(Stored data)
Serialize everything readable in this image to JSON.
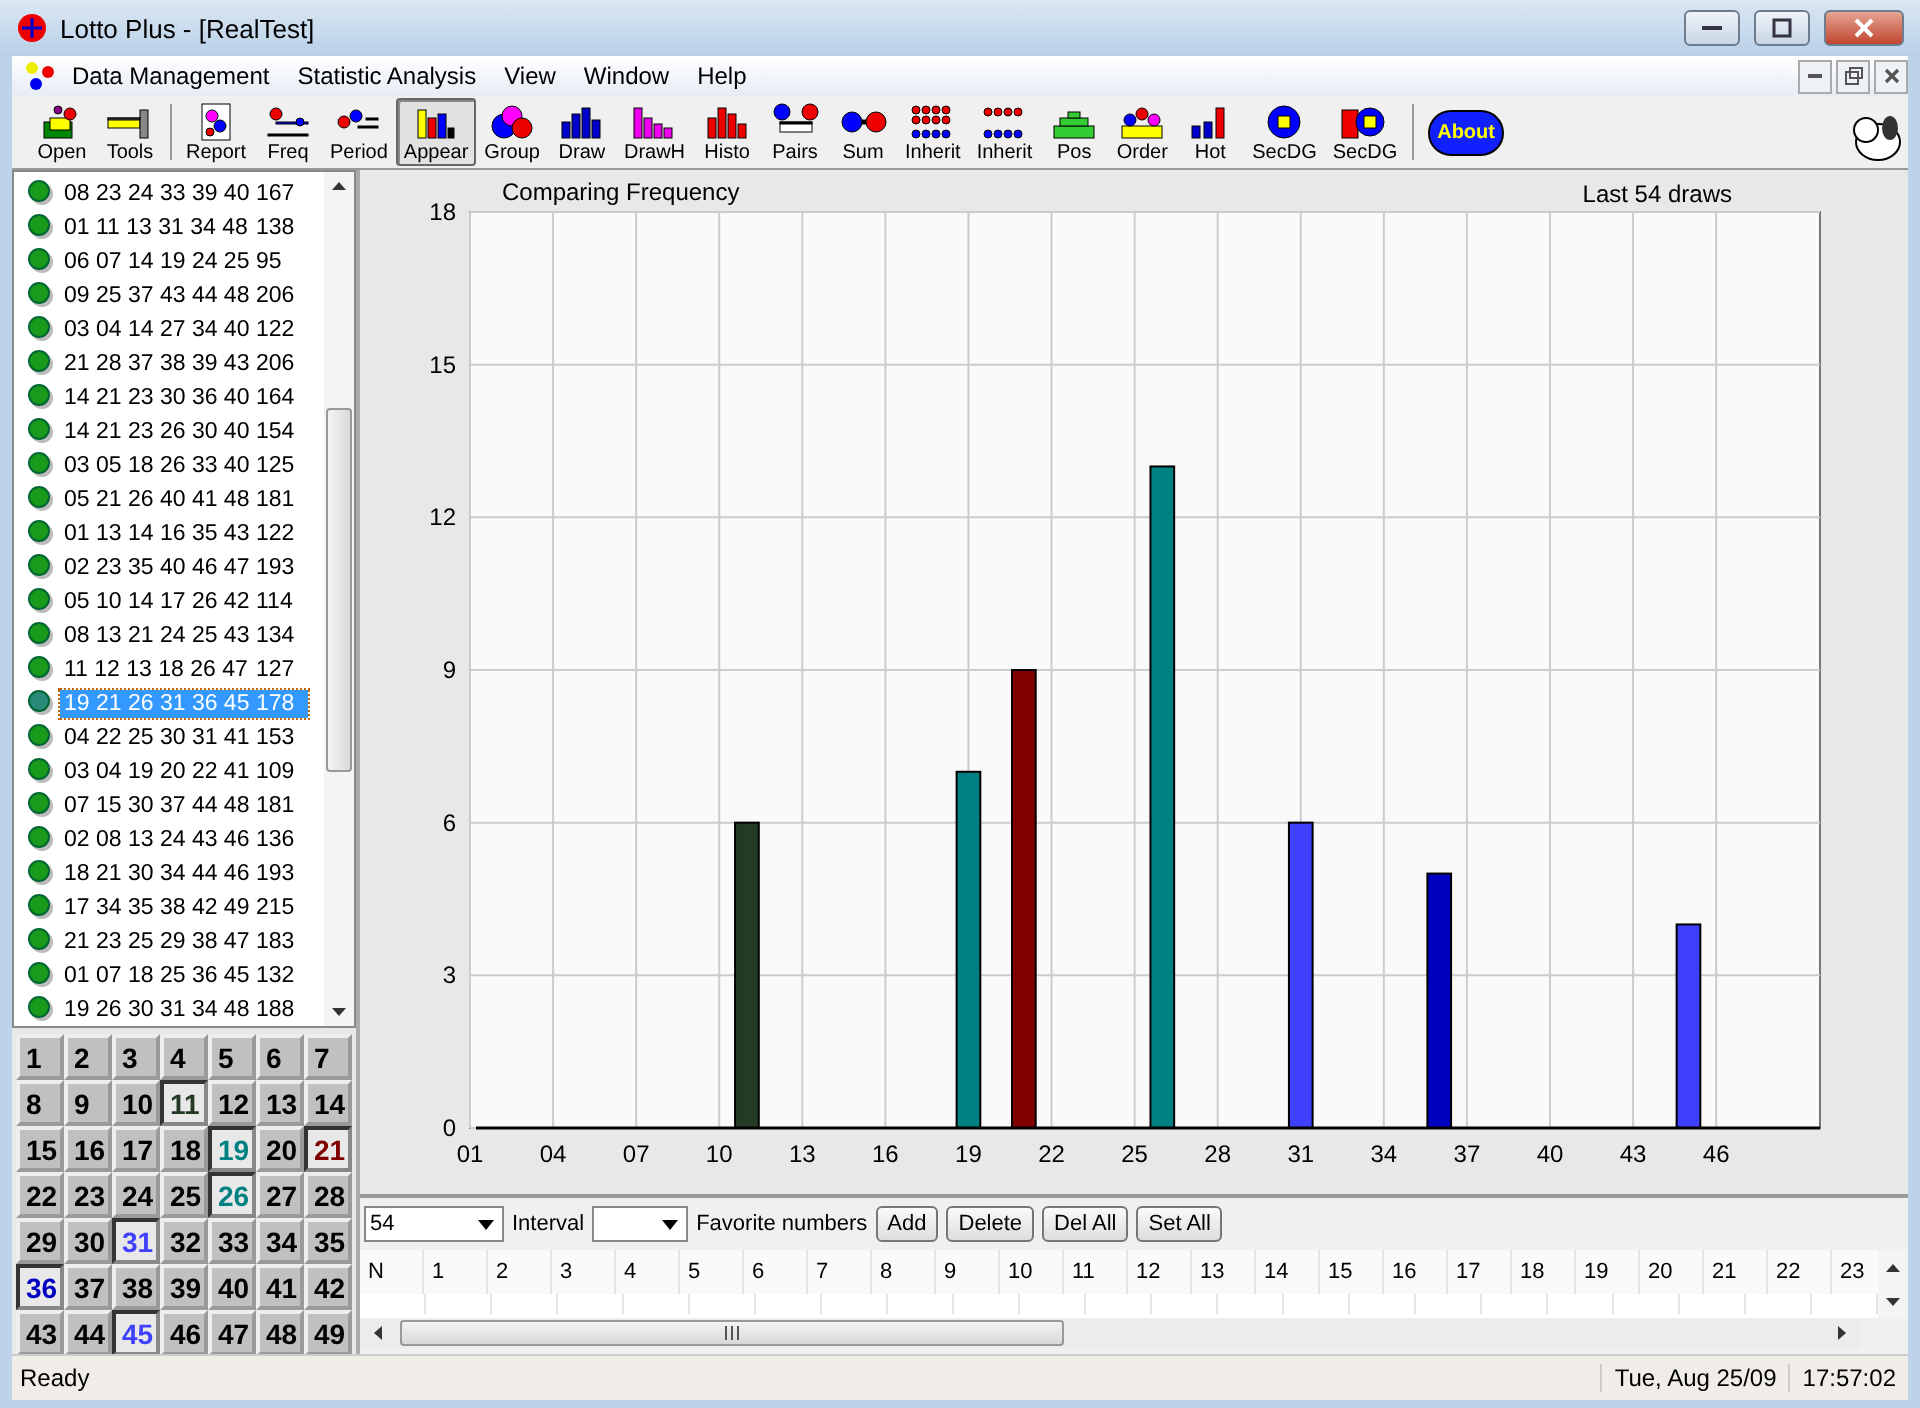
{
  "window": {
    "title": "Lotto Plus - [RealTest]"
  },
  "menu": [
    {
      "label": "Data Management"
    },
    {
      "label": "Statistic Analysis"
    },
    {
      "label": "View"
    },
    {
      "label": "Window"
    },
    {
      "label": "Help"
    }
  ],
  "toolbar": [
    {
      "label": "Open",
      "selected": false
    },
    {
      "label": "Tools",
      "selected": false
    },
    {
      "label": "Report",
      "selected": false
    },
    {
      "label": "Freq",
      "selected": false
    },
    {
      "label": "Period",
      "selected": false
    },
    {
      "label": "Appear",
      "selected": true
    },
    {
      "label": "Group",
      "selected": false
    },
    {
      "label": "Draw",
      "selected": false
    },
    {
      "label": "DrawH",
      "selected": false
    },
    {
      "label": "Histo",
      "selected": false
    },
    {
      "label": "Pairs",
      "selected": false
    },
    {
      "label": "Sum",
      "selected": false
    },
    {
      "label": "Inherit",
      "selected": false
    },
    {
      "label": "Inherit",
      "selected": false
    },
    {
      "label": "Pos",
      "selected": false
    },
    {
      "label": "Order",
      "selected": false
    },
    {
      "label": "Hot",
      "selected": false
    },
    {
      "label": "SecDG",
      "selected": false
    },
    {
      "label": "SecDG",
      "selected": false
    }
  ],
  "about_button": {
    "label": "About"
  },
  "draws": [
    {
      "numbers": "08 23 24 33 39 40",
      "sum": "167",
      "selected": false
    },
    {
      "numbers": "01 11 13 31 34 48",
      "sum": "138",
      "selected": false
    },
    {
      "numbers": "06 07 14 19 24 25",
      "sum": "95",
      "selected": false
    },
    {
      "numbers": "09 25 37 43 44 48",
      "sum": "206",
      "selected": false
    },
    {
      "numbers": "03 04 14 27 34 40",
      "sum": "122",
      "selected": false
    },
    {
      "numbers": "21 28 37 38 39 43",
      "sum": "206",
      "selected": false
    },
    {
      "numbers": "14 21 23 30 36 40",
      "sum": "164",
      "selected": false
    },
    {
      "numbers": "14 21 23 26 30 40",
      "sum": "154",
      "selected": false
    },
    {
      "numbers": "03 05 18 26 33 40",
      "sum": "125",
      "selected": false
    },
    {
      "numbers": "05 21 26 40 41 48",
      "sum": "181",
      "selected": false
    },
    {
      "numbers": "01 13 14 16 35 43",
      "sum": "122",
      "selected": false
    },
    {
      "numbers": "02 23 35 40 46 47",
      "sum": "193",
      "selected": false
    },
    {
      "numbers": "05 10 14 17 26 42",
      "sum": "114",
      "selected": false
    },
    {
      "numbers": "08 13 21 24 25 43",
      "sum": "134",
      "selected": false
    },
    {
      "numbers": "11 12 13 18 26 47",
      "sum": "127",
      "selected": false
    },
    {
      "numbers": "19 21 26 31 36 45",
      "sum": "178",
      "selected": true
    },
    {
      "numbers": "04 22 25 30 31 41",
      "sum": "153",
      "selected": false
    },
    {
      "numbers": "03 04 19 20 22 41",
      "sum": "109",
      "selected": false
    },
    {
      "numbers": "07 15 30 37 44 48",
      "sum": "181",
      "selected": false
    },
    {
      "numbers": "02 08 13 24 43 46",
      "sum": "136",
      "selected": false
    },
    {
      "numbers": "18 21 30 34 44 46",
      "sum": "193",
      "selected": false
    },
    {
      "numbers": "17 34 35 38 42 49",
      "sum": "215",
      "selected": false
    },
    {
      "numbers": "21 23 25 29 38 47",
      "sum": "183",
      "selected": false
    },
    {
      "numbers": "01 07 18 25 36 45",
      "sum": "132",
      "selected": false
    },
    {
      "numbers": "19 26 30 31 34 48",
      "sum": "188",
      "selected": false
    }
  ],
  "number_grid": [
    {
      "label": "1",
      "selected": false
    },
    {
      "label": "2",
      "selected": false
    },
    {
      "label": "3",
      "selected": false
    },
    {
      "label": "4",
      "selected": false
    },
    {
      "label": "5",
      "selected": false
    },
    {
      "label": "6",
      "selected": false
    },
    {
      "label": "7",
      "selected": false
    },
    {
      "label": "8",
      "selected": false
    },
    {
      "label": "9",
      "selected": false
    },
    {
      "label": "10",
      "selected": false
    },
    {
      "label": "11",
      "selected": true,
      "color": "#253a25"
    },
    {
      "label": "12",
      "selected": false
    },
    {
      "label": "13",
      "selected": false
    },
    {
      "label": "14",
      "selected": false
    },
    {
      "label": "15",
      "selected": false
    },
    {
      "label": "16",
      "selected": false
    },
    {
      "label": "17",
      "selected": false
    },
    {
      "label": "18",
      "selected": false
    },
    {
      "label": "19",
      "selected": true,
      "color": "#008080"
    },
    {
      "label": "20",
      "selected": false
    },
    {
      "label": "21",
      "selected": true,
      "color": "#800000"
    },
    {
      "label": "22",
      "selected": false
    },
    {
      "label": "23",
      "selected": false
    },
    {
      "label": "24",
      "selected": false
    },
    {
      "label": "25",
      "selected": false
    },
    {
      "label": "26",
      "selected": true,
      "color": "#008080"
    },
    {
      "label": "27",
      "selected": false
    },
    {
      "label": "28",
      "selected": false
    },
    {
      "label": "29",
      "selected": false
    },
    {
      "label": "30",
      "selected": false
    },
    {
      "label": "31",
      "selected": true,
      "color": "#4040ff"
    },
    {
      "label": "32",
      "selected": false
    },
    {
      "label": "33",
      "selected": false
    },
    {
      "label": "34",
      "selected": false
    },
    {
      "label": "35",
      "selected": false
    },
    {
      "label": "36",
      "selected": true,
      "color": "#0000c0"
    },
    {
      "label": "37",
      "selected": false
    },
    {
      "label": "38",
      "selected": false
    },
    {
      "label": "39",
      "selected": false
    },
    {
      "label": "40",
      "selected": false
    },
    {
      "label": "41",
      "selected": false
    },
    {
      "label": "42",
      "selected": false
    },
    {
      "label": "43",
      "selected": false
    },
    {
      "label": "44",
      "selected": false
    },
    {
      "label": "45",
      "selected": true,
      "color": "#4040ff"
    },
    {
      "label": "46",
      "selected": false
    },
    {
      "label": "47",
      "selected": false
    },
    {
      "label": "48",
      "selected": false
    },
    {
      "label": "49",
      "selected": false
    }
  ],
  "chart": {
    "subtitle": "Last 54 draws",
    "chart_data": {
      "type": "bar",
      "title": "Comparing Frequency",
      "grid": true,
      "x": [
        11,
        19,
        21,
        26,
        31,
        36,
        45
      ],
      "values": [
        6,
        7,
        9,
        13,
        6,
        5,
        4
      ],
      "xlim": [
        1,
        49.75
      ],
      "ylim": [
        0,
        18
      ],
      "yticks": [
        0,
        3,
        6,
        9,
        12,
        15,
        18
      ],
      "xticks": [
        {
          "value": 1,
          "label": "01"
        },
        {
          "value": 4,
          "label": "04"
        },
        {
          "value": 7,
          "label": "07"
        },
        {
          "value": 10,
          "label": "10"
        },
        {
          "value": 13,
          "label": "13"
        },
        {
          "value": 16,
          "label": "16"
        },
        {
          "value": 19,
          "label": "19"
        },
        {
          "value": 22,
          "label": "22"
        },
        {
          "value": 25,
          "label": "25"
        },
        {
          "value": 28,
          "label": "28"
        },
        {
          "value": 31,
          "label": "31"
        },
        {
          "value": 34,
          "label": "34"
        },
        {
          "value": 37,
          "label": "37"
        },
        {
          "value": 40,
          "label": "40"
        },
        {
          "value": 43,
          "label": "43"
        },
        {
          "value": 46,
          "label": "46"
        }
      ]
    }
  },
  "controls": {
    "draws_select": "54",
    "interval_label": "Interval",
    "favorites_label": "Favorite numbers",
    "buttons": [
      "Add",
      "Delete",
      "Del All",
      "Set All"
    ]
  },
  "table": {
    "columns": [
      "N",
      "1",
      "2",
      "3",
      "4",
      "5",
      "6",
      "7",
      "8",
      "9",
      "10",
      "11",
      "12",
      "13",
      "14",
      "15",
      "16",
      "17",
      "18",
      "19",
      "20",
      "21",
      "22",
      "23"
    ]
  },
  "status_bar": {
    "message": "Ready",
    "date": "Tue, Aug 25/09",
    "time": "17:57:02"
  }
}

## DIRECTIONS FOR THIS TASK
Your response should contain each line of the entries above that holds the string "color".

## TASK OUTPUT
      "color": "#253a25"
      "color": "#008080"
      "color": "#800000"
      "color": "#008080"
      "color": "#4040ff"
      "color": "#0000c0"
      "color": "#4040ff"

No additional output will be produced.